‘The Real O’Neals’ Isn’t Your Average Family Sitcom (And It Isn’t Pure Evil, Despite The Protests)

There are notable exceptions, but the chasm between sitcom families and real families is vast. So much so that many of these shows are as likely to inspire eye rolls as they are laughter. And that’s unfortunate because family dysfunction is as relatable as it is funny. When you examine The Real O’Neals, which debuts with two episodes tonight, the first one at 8:30 ET, it has the look of a basic sitcom with its goofy dad (Mad Men‘s now naked-faced Jay R. Ferguson), the stern but loving mom (Martha Plimpton), and their three kids (including a jock and a smart-ass), all living in a happy home with few real problems. Do these families exist in nature? It’s certainly not familiar to me, but viewers have grown comfortably numb watching the last dying breath of the Rockwellian notion of family on their TV sets (sometimes to the point where they react with anger when it gets challenged — but we’ll get to that in a moment). And yet, if you give The Real O’Neals a chance, it will surprise you.

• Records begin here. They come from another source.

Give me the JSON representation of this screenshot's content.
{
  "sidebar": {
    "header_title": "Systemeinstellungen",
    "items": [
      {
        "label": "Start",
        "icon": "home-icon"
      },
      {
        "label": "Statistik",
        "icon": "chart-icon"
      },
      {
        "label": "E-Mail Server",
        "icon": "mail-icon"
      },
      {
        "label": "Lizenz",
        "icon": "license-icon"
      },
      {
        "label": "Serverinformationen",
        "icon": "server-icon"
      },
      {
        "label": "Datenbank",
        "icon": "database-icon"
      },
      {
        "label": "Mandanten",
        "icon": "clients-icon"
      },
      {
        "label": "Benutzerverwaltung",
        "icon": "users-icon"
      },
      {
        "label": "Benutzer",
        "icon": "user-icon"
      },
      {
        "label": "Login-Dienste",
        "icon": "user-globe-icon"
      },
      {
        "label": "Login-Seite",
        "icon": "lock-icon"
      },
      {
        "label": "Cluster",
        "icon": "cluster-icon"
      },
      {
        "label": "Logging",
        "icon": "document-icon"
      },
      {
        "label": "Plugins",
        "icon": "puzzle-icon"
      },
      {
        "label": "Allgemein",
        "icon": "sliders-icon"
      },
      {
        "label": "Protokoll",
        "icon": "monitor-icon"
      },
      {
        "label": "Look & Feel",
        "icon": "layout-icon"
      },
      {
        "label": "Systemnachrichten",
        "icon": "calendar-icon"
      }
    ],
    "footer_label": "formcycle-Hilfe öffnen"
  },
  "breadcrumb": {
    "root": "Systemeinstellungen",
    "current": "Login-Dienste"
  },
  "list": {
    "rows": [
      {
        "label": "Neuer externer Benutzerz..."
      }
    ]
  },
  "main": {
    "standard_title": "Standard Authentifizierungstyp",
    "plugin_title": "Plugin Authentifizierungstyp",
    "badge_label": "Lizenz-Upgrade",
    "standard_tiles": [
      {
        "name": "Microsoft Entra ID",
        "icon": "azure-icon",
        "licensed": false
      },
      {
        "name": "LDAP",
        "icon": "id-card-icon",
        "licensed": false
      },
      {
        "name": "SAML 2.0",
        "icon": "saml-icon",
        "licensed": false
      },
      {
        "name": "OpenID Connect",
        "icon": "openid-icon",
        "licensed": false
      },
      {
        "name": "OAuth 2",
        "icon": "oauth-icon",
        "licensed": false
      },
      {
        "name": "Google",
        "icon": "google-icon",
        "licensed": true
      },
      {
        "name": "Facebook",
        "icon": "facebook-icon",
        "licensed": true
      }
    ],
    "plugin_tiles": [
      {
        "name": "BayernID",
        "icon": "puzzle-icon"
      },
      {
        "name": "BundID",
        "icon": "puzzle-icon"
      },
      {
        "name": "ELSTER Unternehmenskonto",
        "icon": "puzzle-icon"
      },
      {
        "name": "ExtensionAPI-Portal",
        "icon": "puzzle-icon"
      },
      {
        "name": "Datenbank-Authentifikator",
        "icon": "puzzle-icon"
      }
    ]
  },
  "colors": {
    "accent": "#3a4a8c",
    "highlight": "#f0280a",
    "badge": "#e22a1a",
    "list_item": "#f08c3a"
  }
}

Created by Casey Johnson and David Windsor, two executive producers on Don’t Trust The B—- In Apartment 23, The Real O’Neals seeks to tell the tale of a Chicago family with a well-cultivated image as a working-class Irish-Catholic vision of perfection. But it’s all a facade. Uber-judgemental Mom and disconnected Dad are in trouble, little sister (Bebe Wood) is climbing the criminal ladder, big brother (Matt Shively) has a burgeoning eating disorder, and Kenny (Noah Galvin) is trying to find the right moment to tell the family that he is gay. All things that are hindered by the fact that the O’Neals aren’t very good at communicating with each other. Sound more like home?

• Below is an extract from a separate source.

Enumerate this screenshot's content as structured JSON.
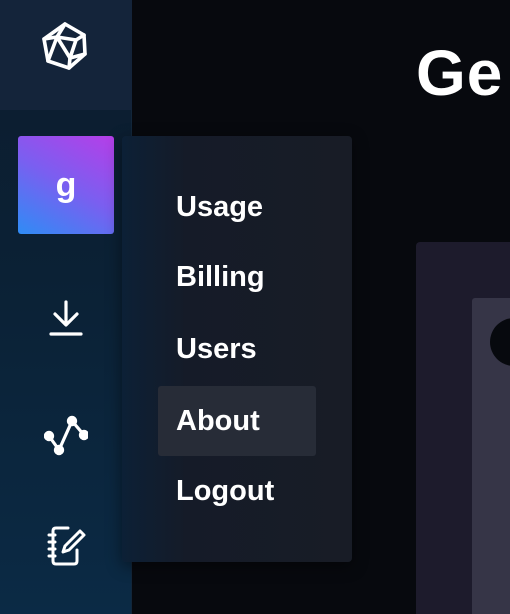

Naturally, the use of both homosexuality and Catholicism as plot elements has gotten a response even before the show has reached the air. You can imagine the knuckle draggery (especially as it pertains to columnist/advocate Dan Savage’s role as a producer), but unless you are hyper-sensitive to entertainment where those two things merely exist in the same zip code, this show shouldn’t offend. The Real O’Neals isn’t an attack on the Catholic faith so much as it’s a tweak against those who put entirely too much pressure on themselves and their families while caring entirely too much about what other people think.

To pull that off, The Real O’Neals relies heavily on Martha Plimpton, an underrated spark plug on the perfectly pleasant Raising Hope who’s given more challenging material here. As the one holding on hardest to the idea that her family is perfect and as the only character that objects to Kenny’s sexuality, Plimpton’s Eileen is nearly unlikeable at times. But at the end of the day, like all TV moms, the character warms and it’s hard not to warm to her. She cares about her kids more than her reputation — just barely — and her relationship with Kenny is heading toward a good place. A lesser actress would fold under the weight of those layers but Plimpton stands tall.

As Kenny, Noah Galvin also has a lot of weight put on his shoulders since the show focuses on his character’s new life as an out teenager. In the four episodes screened for critics, Kenny moves from working up the confidence to tell his family that he’s gay, accepting his mother’s less-than-full support, dealing with perceived bias in school, and going on his first date with a boy. All of these moments are handled with care and an ably light dramatic touch — a testament to the writers and Galvin — but Kenny is at his best when he’s dealing with general teenage awkwardness. That’s particularly true when the show opens up and allows him to dip into a fantasy world of dance numbers and celebrity cameos in a move that would feel far more refreshing were Crazy Ex-Girlfriend not a thing.

As enjoyable as The Real O’Neals is (and it does feel like a solid addition to ABC’s stable of family comedies like The Goldbergs, Fresh Off the Boat, and Black-ish), though, it could also be more refreshing. Simply put, TV niceness does infect the product from time to time. It’s like the producers are at war with themselves, trying to figure out if they want to be a stock family sitcom or something that embraces the uncomfortable moments usually unseen in such shows. To be the latter, The Real O’Neals can’t smooth over something like a looming divorce (there are times when Eileen and Pat’s amicable parting seems more friendly than half the marriages on television) or a teenager’s eating disorder. Please forgive me, though I’ll likely never forgive myself, but The Real O’Neals needs to “keep it real” and keep things a little messy if it’s going to continue to stand out. Keep the end-of-episode hugs to a minimum, please.

Also, they should let Jay R. Ferguson grow back his Mad Men Stan beard to add some wild herbs to the stew. Because Jay R. Ferguson should always have his Mad Men Stan beard if for no other reason than so I can tell the difference between him and Nathan Fillion.

The Real O’Neals premieres on ABC tonight before moving to its regular slot on Tuesday nights starting March 8.